The entrepreneurs are now filling Havana's sidewalks and street corners; the next step may be moving them back into shops that were seized long ago.
Urban Marketplaces Popping Up
On the front patio of an elegant 1940s home in Havana's Miramar neighborhood, Cuba's new economy is on full display — it includes secondhand blouses, cheap shoes and a giant rack of pirated CDs.
One makeshift store and its booming stereo belong to 26-year-old Ivelis Ramos, who was laid off from her state job as a bookkeeper last year.
"I didn't used to have this freedom to relax, to dance and to talk to customers," Ramos says. "Someday I'd like to have a real store of my own."
Ramos is one of several vendors along the sidewalk who have tarps and tattered patio umbrellas to shield them from the brutal tropical sun. It looks like the kind of urban marketplace common to other Latin American capitals, but not Communist-run Cuba.
The front yards and doorways of Havana's once-graceful boulevards are starting to resemble outdoor flea markets, while much of the commercial property owned by the state remains vacant or underutilized.
Government Sending Mixed Signals
"It's very important to understand that the city of Havana was there when the revolution arrived," says Miguel Coyula, an architect and urban planner in Havana. "So the revolution tried to introduce a new social model, but in the existing city. Sometimes it works; sometimes it doesn't."

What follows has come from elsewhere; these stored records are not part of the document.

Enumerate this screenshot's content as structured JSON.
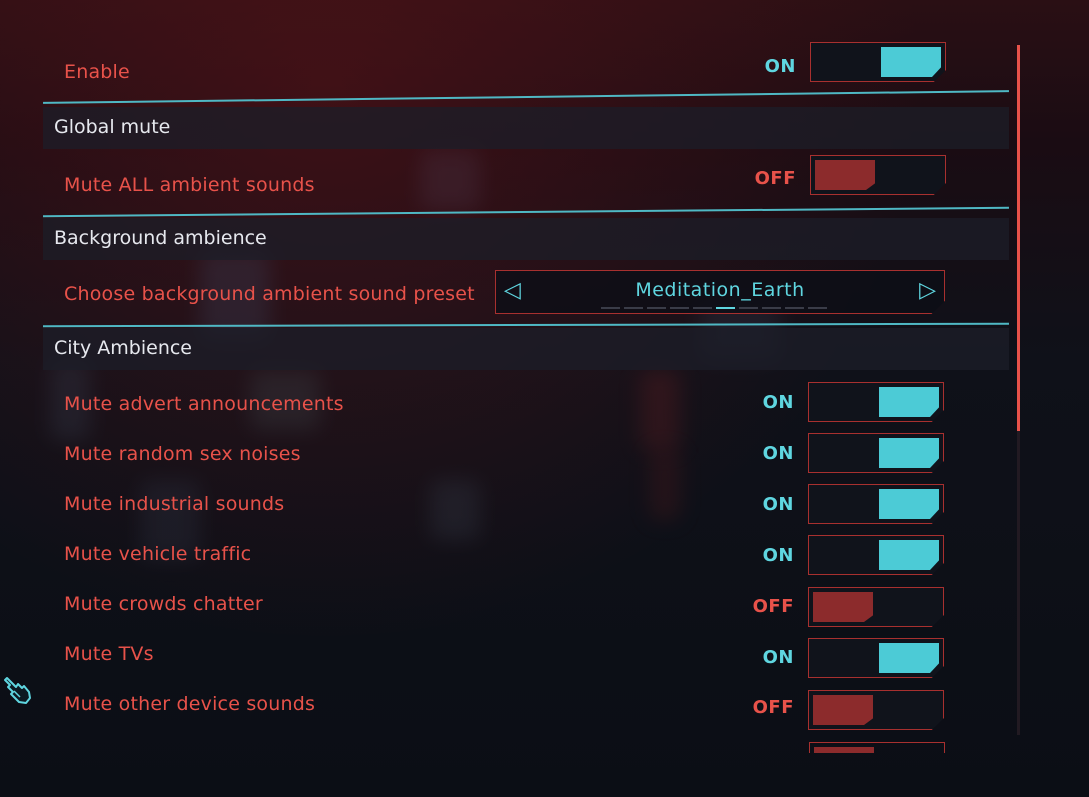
{
  "enable": {
    "label": "Enable",
    "state": "ON"
  },
  "sections": [
    {
      "title": "Global mute",
      "settings": [
        {
          "label": "Mute ALL ambient sounds",
          "state": "OFF"
        }
      ]
    },
    {
      "title": "Background ambience",
      "settings": [
        {
          "label": "Choose background ambient sound preset",
          "value": "Meditation_Earth"
        }
      ]
    },
    {
      "title": "City Ambience",
      "settings": [
        {
          "label": "Mute advert announcements",
          "state": "ON"
        },
        {
          "label": "Mute random sex noises",
          "state": "ON"
        },
        {
          "label": "Mute industrial sounds",
          "state": "ON"
        },
        {
          "label": "Mute vehicle traffic",
          "state": "ON"
        },
        {
          "label": "Mute crowds chatter",
          "state": "OFF"
        },
        {
          "label": "Mute TVs",
          "state": "ON"
        },
        {
          "label": "Mute other device sounds",
          "state": "OFF"
        }
      ]
    }
  ],
  "colors": {
    "accent_on": "#5fd6e0",
    "accent_off": "#e8524a",
    "knob_on": "#4ccbd6",
    "knob_off": "#8c2b2c",
    "label": "#e8524a",
    "section_title": "#e6e8ee"
  }
}
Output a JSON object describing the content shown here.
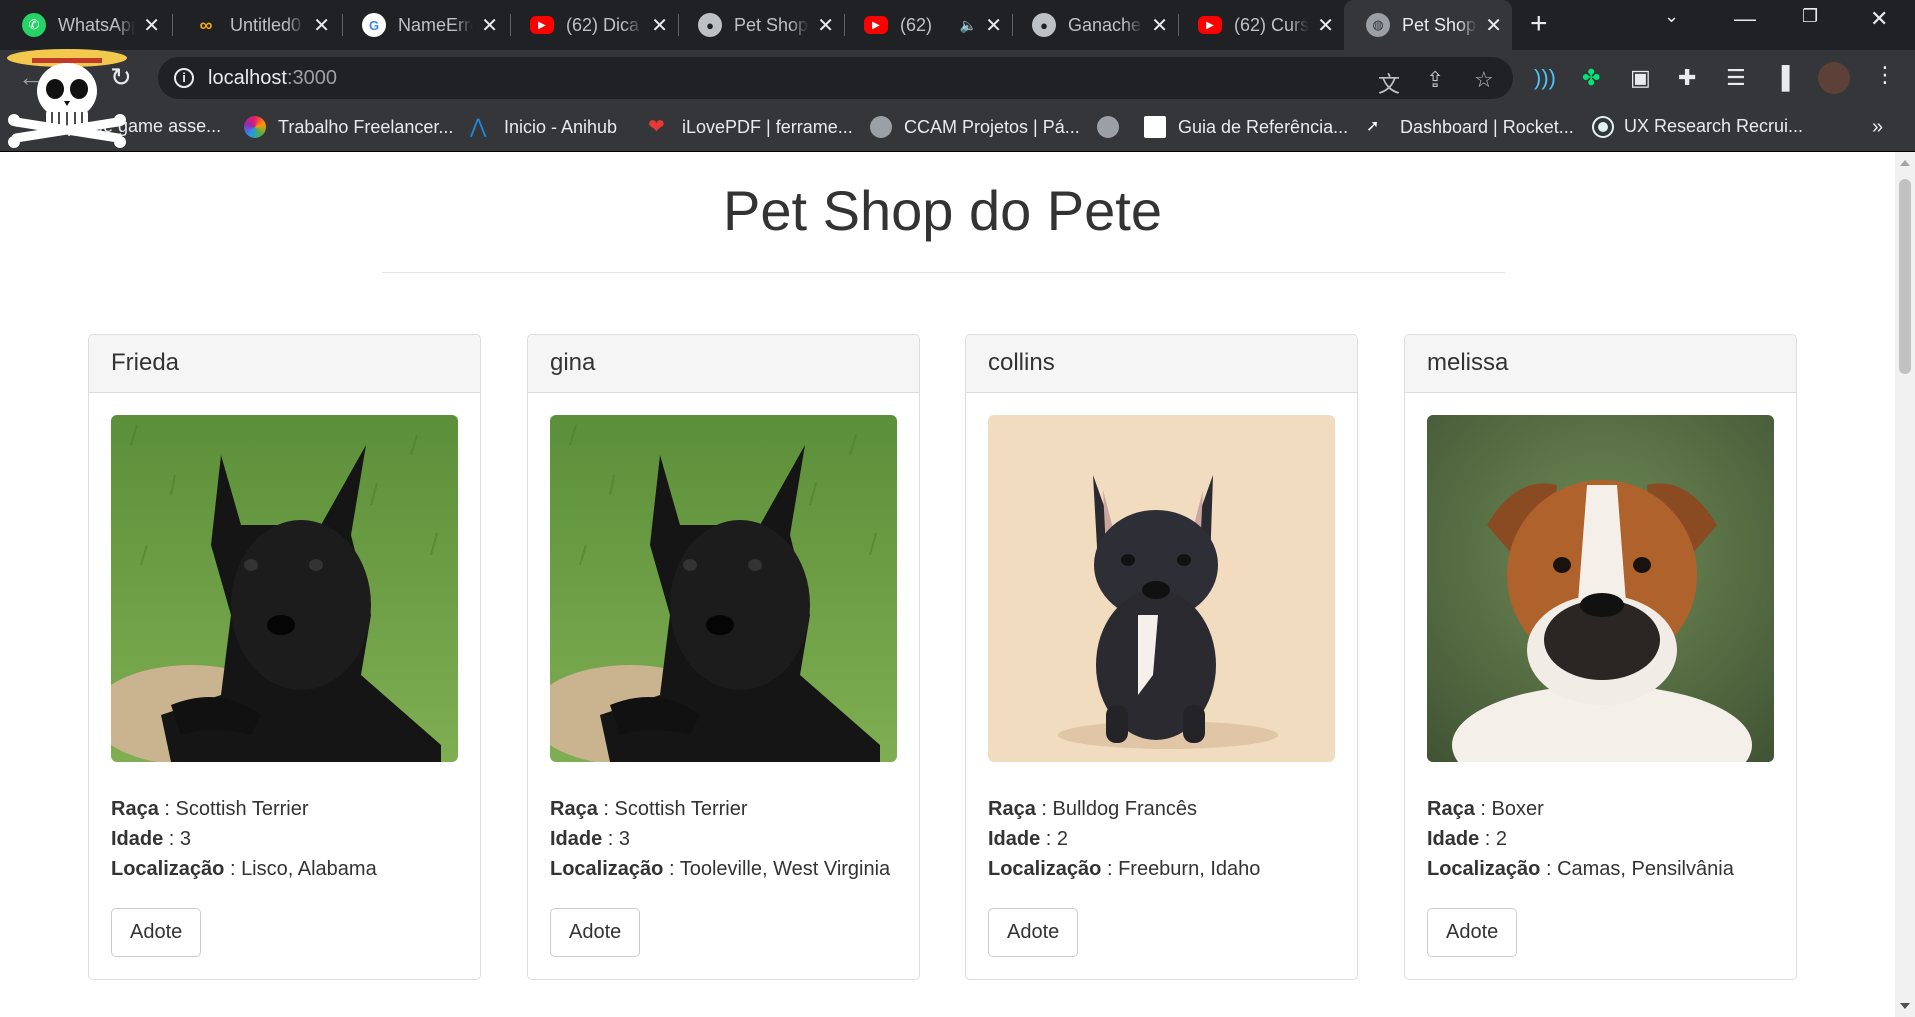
{
  "browser": {
    "tabs": [
      {
        "title": "WhatsApp",
        "icon": "whatsapp-icon",
        "color": "#25d366"
      },
      {
        "title": "Untitled0",
        "icon": "colab-icon",
        "color": "#f9ab00"
      },
      {
        "title": "NameError",
        "icon": "google-icon",
        "color": "#4285f4"
      },
      {
        "title": "(62) Dica",
        "icon": "youtube-icon",
        "color": "#ff0000"
      },
      {
        "title": "Pet Shop",
        "icon": "github-icon",
        "color": "#bdc1c6"
      },
      {
        "title": "(62)",
        "icon": "youtube-icon",
        "color": "#ff0000"
      },
      {
        "title": "Ganache",
        "icon": "github-icon",
        "color": "#bdc1c6"
      },
      {
        "title": "(62) Curs",
        "icon": "youtube-icon",
        "color": "#ff0000"
      },
      {
        "title": "Pet Shop",
        "icon": "globe-icon",
        "color": "#9aa0a6"
      }
    ],
    "url_host": "localhost",
    "url_port": ":3000",
    "bookmarks": [
      {
        "label": "Top free game asse...",
        "color": "#e91e63"
      },
      {
        "label": "Trabalho Freelancer...",
        "color": "#7b1fa2"
      },
      {
        "label": "Inicio - Anihub",
        "color": "#1e88e5"
      },
      {
        "label": "iLovePDF | ferrame...",
        "color": "#e53935"
      },
      {
        "label": "CCAM Projetos | Pá...",
        "color": "#9aa0a6"
      },
      {
        "label": "",
        "color": "#9aa0a6"
      },
      {
        "label": "Guia de Referência...",
        "color": "#ffffff"
      },
      {
        "label": "Dashboard | Rocket...",
        "color": "#000000"
      },
      {
        "label": "UX Research Recrui...",
        "color": "#e0f2f1"
      }
    ]
  },
  "page": {
    "title": "Pet Shop do Pete",
    "labels": {
      "breed": "Raça",
      "age": "Idade",
      "location": "Localização",
      "adopt": "Adote"
    },
    "pets": [
      {
        "name": "Frieda",
        "breed": "Scottish Terrier",
        "age": "3",
        "location": "Lisco, Alabama",
        "photo": "scottish-terrier"
      },
      {
        "name": "gina",
        "breed": "Scottish Terrier",
        "age": "3",
        "location": "Tooleville, West Virginia",
        "photo": "scottish-terrier"
      },
      {
        "name": "collins",
        "breed": "Bulldog Francês",
        "age": "2",
        "location": "Freeburn, Idaho",
        "photo": "french-bulldog"
      },
      {
        "name": "melissa",
        "breed": "Boxer",
        "age": "2",
        "location": "Camas, Pensilvânia",
        "photo": "boxer"
      }
    ]
  },
  "colors": {
    "chrome_dark": "#202124",
    "chrome_toolbar": "#35363a",
    "card_header": "#f5f5f5",
    "text": "#333333"
  }
}
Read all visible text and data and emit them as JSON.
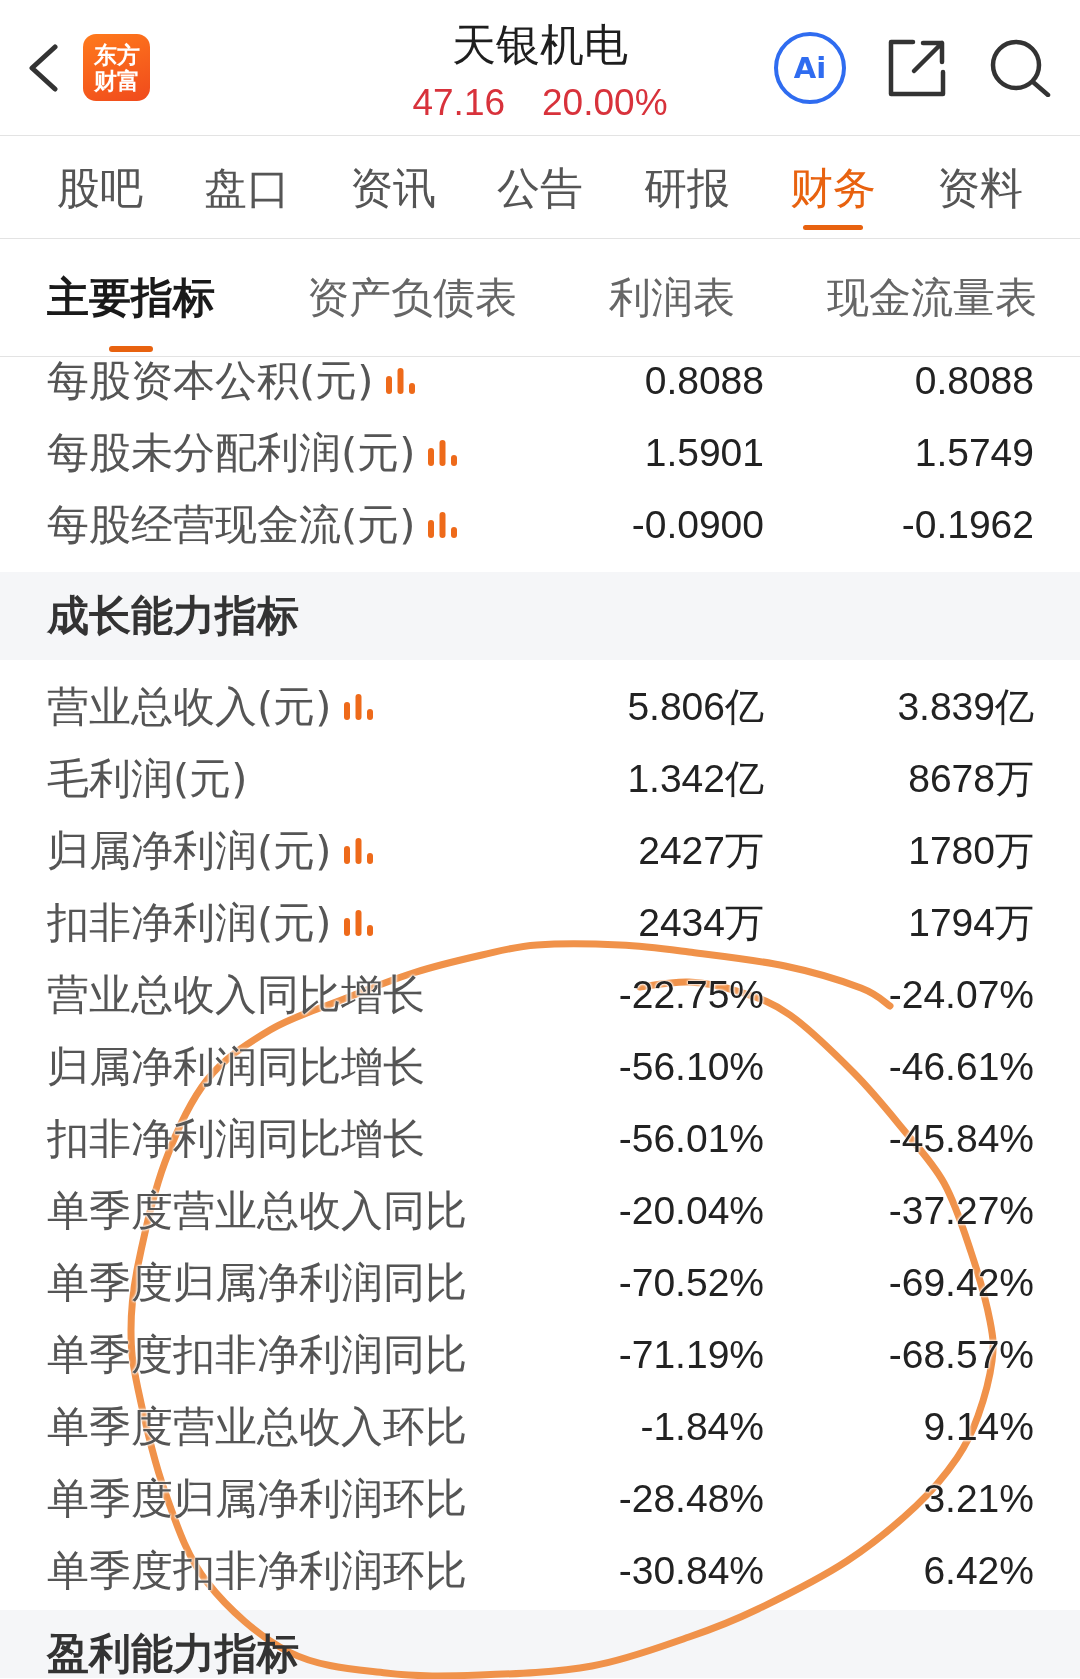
{
  "header": {
    "logo": {
      "lines": [
        "东方",
        "财富"
      ]
    },
    "title": "天银机电",
    "price": "47.16",
    "change": "20.00%",
    "ai_button": {
      "label": "Ai"
    }
  },
  "tabs": [
    {
      "label": "股吧",
      "selected": false
    },
    {
      "label": "盘口",
      "selected": false
    },
    {
      "label": "资讯",
      "selected": false
    },
    {
      "label": "公告",
      "selected": false
    },
    {
      "label": "研报",
      "selected": false
    },
    {
      "label": "财务",
      "selected": true
    },
    {
      "label": "资料",
      "selected": false
    }
  ],
  "sub_tabs": [
    {
      "label": "主要指标",
      "selected": true
    },
    {
      "label": "资产负债表",
      "selected": false
    },
    {
      "label": "利润表",
      "selected": false
    },
    {
      "label": "现金流量表",
      "selected": false
    }
  ],
  "sections": [
    {
      "rows": [
        {
          "label": "每股资本公积(元)",
          "chart_icon": true,
          "values": [
            "0.8088",
            "0.8088"
          ]
        },
        {
          "label": "每股未分配利润(元)",
          "chart_icon": true,
          "values": [
            "1.5901",
            "1.5749"
          ]
        },
        {
          "label": "每股经营现金流(元)",
          "chart_icon": true,
          "values": [
            "-0.0900",
            "-0.1962"
          ]
        }
      ]
    },
    {
      "title": "成长能力指标",
      "rows": [
        {
          "label": "营业总收入(元)",
          "chart_icon": true,
          "values": [
            "5.806亿",
            "3.839亿"
          ]
        },
        {
          "label": "毛利润(元)",
          "chart_icon": false,
          "values": [
            "1.342亿",
            "8678万"
          ]
        },
        {
          "label": "归属净利润(元)",
          "chart_icon": true,
          "values": [
            "2427万",
            "1780万"
          ]
        },
        {
          "label": "扣非净利润(元)",
          "chart_icon": true,
          "values": [
            "2434万",
            "1794万"
          ]
        },
        {
          "label": "营业总收入同比增长",
          "chart_icon": false,
          "values": [
            "-22.75%",
            "-24.07%"
          ]
        },
        {
          "label": "归属净利润同比增长",
          "chart_icon": false,
          "values": [
            "-56.10%",
            "-46.61%"
          ]
        },
        {
          "label": "扣非净利润同比增长",
          "chart_icon": false,
          "values": [
            "-56.01%",
            "-45.84%"
          ]
        },
        {
          "label": "单季度营业总收入同比",
          "chart_icon": false,
          "values": [
            "-20.04%",
            "-37.27%"
          ]
        },
        {
          "label": "单季度归属净利润同比",
          "chart_icon": false,
          "values": [
            "-70.52%",
            "-69.42%"
          ]
        },
        {
          "label": "单季度扣非净利润同比",
          "chart_icon": false,
          "values": [
            "-71.19%",
            "-68.57%"
          ]
        },
        {
          "label": "单季度营业总收入环比",
          "chart_icon": false,
          "values": [
            "-1.84%",
            "9.14%"
          ]
        },
        {
          "label": "单季度归属净利润环比",
          "chart_icon": false,
          "values": [
            "-28.48%",
            "3.21%"
          ]
        },
        {
          "label": "单季度扣非净利润环比",
          "chart_icon": false,
          "values": [
            "-30.84%",
            "6.42%"
          ]
        }
      ]
    },
    {
      "title": "盈利能力指标"
    }
  ]
}
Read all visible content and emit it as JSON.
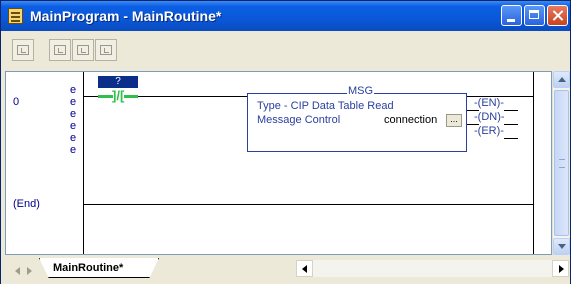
{
  "window": {
    "title": "MainProgram - MainRoutine*",
    "icon": "ladder-routine-icon"
  },
  "toolbar": {
    "buttons": [
      "verify-routine-icon",
      "rung-edit-icon",
      "rung-accept-icon",
      "rung-cancel-icon"
    ]
  },
  "ladder": {
    "rung_number": "0",
    "end_label": "(End)",
    "edit_markers": [
      "e",
      "e",
      "e",
      "e",
      "e",
      "e"
    ],
    "contact": {
      "tag": "?",
      "symbol": "]/["
    },
    "msg": {
      "title": "MSG",
      "type_line": "Type - CIP Data Table Read",
      "control_label": "Message Control",
      "control_value": "connection",
      "browse_label": "...",
      "outputs": [
        "EN",
        "DN",
        "ER"
      ]
    }
  },
  "tabs": {
    "active": "MainRoutine*"
  },
  "colors": {
    "title_bar": "#0a58d8",
    "contact_energized": "#2ec04a",
    "instruction_text": "#2a3f9e",
    "tag_highlight": "#0a2e8a"
  }
}
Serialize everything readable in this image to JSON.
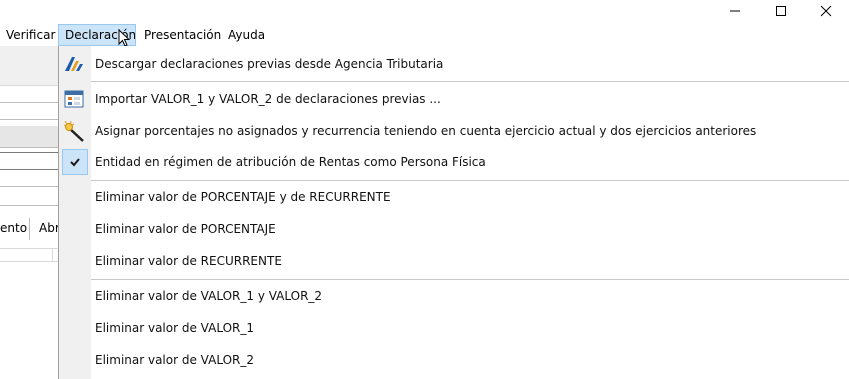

Coyula says that when the small businesses were nationalized, much of Havana's commercial space was converted to housing. Now, many homes are doubling as businesses as Cubans set up restaurants and workshops in their living rooms, or rent their yards out as retail space.
Other vendors wander through parks and neighborhoods — even hospitals and government stores — drawing complaints. The state says it will lease commercial space to the new entrepreneurs, but their businesses are so small it's not clear how they'd fill it.
Shoe repairman Rene Martinez counts out receipts showing what he pays the government to set up a stall in a vacant parking lot near a Havana supermarket. The state charges him about $1 a day, but offers little in return beyond a bare patch of asphalt outside a ruined 1950s-era diner with weeds sprouting from the roof. Some of his fellow vendors have talked about banding together and refusing to pay the daily fee. Martinez says he took home less than 30 cents the day before.
"I thought working here would help me relax, but instead I'm all agitated because of these taxes," Martinez says.
Such are the mixed signals coming from the Cuban government, which seems unsure whether to help the entrepreneurs or regulate them to death. It has limited the range of occupations that self-employed Cubans can perform legally, but it has also encouraged hiring by waiving payroll taxes for business with up to five employees.
Loans and microcredits from state banks are supposedly coming next, and little homemade fliers are starting to appear on doormats and car windshields — the first signs of advertising.